Inherited variants can influence phenotype in several ways: Because a majority of cancer-related variants resides in non-coding regions, most experience to date comes from examining the role of risk SNPs in gene regulation. It is well established that certain germline variants, referred to as expression quantitative trait loci eQTLs , can affect transcription locally or at considerable genomic distances 88 - Interrogation of two cancer risk loci discovered by GWAS-8q24 and 10q illustrate the ways in which the mechanisms of inherited risk may be revealed.
Fine mapping across the risk locus demonstrated that rs is the variant most strongly associated with risk Decreased levels of PSP94 are associated with prostate cancer risk Electromobility shift assays and luciferase transfection studies showed that genotype at the locus influences MSMB activity 93 , Associations between genotype at rs and expression of nearby genes were measured in 84 human prostate tissue specimens The allele is also associated with decreased MSMB expression in urine, a proposed biomarker Notably, all 8q24 risk polymorphisms reside in intergenic, non-coding regions of the genome.
As with the 10q11 prostate cancer risk allele and the FGFR2 breast cancer allele, it was hypothesized that the 8q24 risk loci are eQTLs.
However, there does not appear to be an association between risk allele status and MYC expression Evidence has accumulated implicating 8q24 colon and prostate cancer risk alleles in the activity of genetic enhancers, elements capable of affecting expression of one or more genes from long-range 99 , Further evidence suggests that these enhancer elements are in long-range contact with MYC across hundreds of kb - These findings suggest involvement by MYC in prostate cancer risk and may provide a paradigm for investigating other risk regions.
The discoveries at 8q24 demonstrate the potential for GWAS results to elucidate the underpinnings of inherited risk. The variants also can lend insight into cancer biology. However, it is less clear whether the newly discovered risk marker have clinical utility. Clinical utility is a measure of the potential benefits of a test relative to its risks and costs.
A biomarker for cancer risk should be affordable, accurate, and easily interpretable by health care providers and patients As predictors of risk, germline genetic markers have a natural advantage over many current biomarkers because they are static; they are ever-present and do not fluctuate with time or clinical condition.
For example, markers such as PSA only reach clinical attention when prostate cancer has presumably already developed, whereas inherited risk SNPs are testable at any time prior to the presence of disease. These considerations must be balanced, however, against the quantity of information gained by the addition of genetic risk factors.
Much work in this area has involved prostate cancer. Prostate cancer is the second leading cause of cancer-related death among men in the U. PSA is widely used as a biomarker for disease, but is imperfect It is not adequately specific for most men with abnormal levels and does a poor job of distinguishing aggressive from indolent disease. Other variables, such as family history and ethnicity are predictive, but not clinically useful.

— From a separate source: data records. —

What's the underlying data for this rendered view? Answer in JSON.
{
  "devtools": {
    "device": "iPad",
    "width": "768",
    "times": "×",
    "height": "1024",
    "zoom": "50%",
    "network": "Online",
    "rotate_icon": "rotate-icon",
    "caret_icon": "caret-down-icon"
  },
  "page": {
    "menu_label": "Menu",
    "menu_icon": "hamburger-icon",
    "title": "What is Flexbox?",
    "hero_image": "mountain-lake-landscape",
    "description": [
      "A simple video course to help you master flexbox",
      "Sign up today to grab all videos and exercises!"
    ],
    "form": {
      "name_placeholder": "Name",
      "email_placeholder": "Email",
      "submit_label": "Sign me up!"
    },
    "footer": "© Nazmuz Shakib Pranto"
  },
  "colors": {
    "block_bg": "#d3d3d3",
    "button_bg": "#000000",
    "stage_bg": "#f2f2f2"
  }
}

Zheng et al demonstrated that risk of prostate cancer correlates with increasing number of risk alleles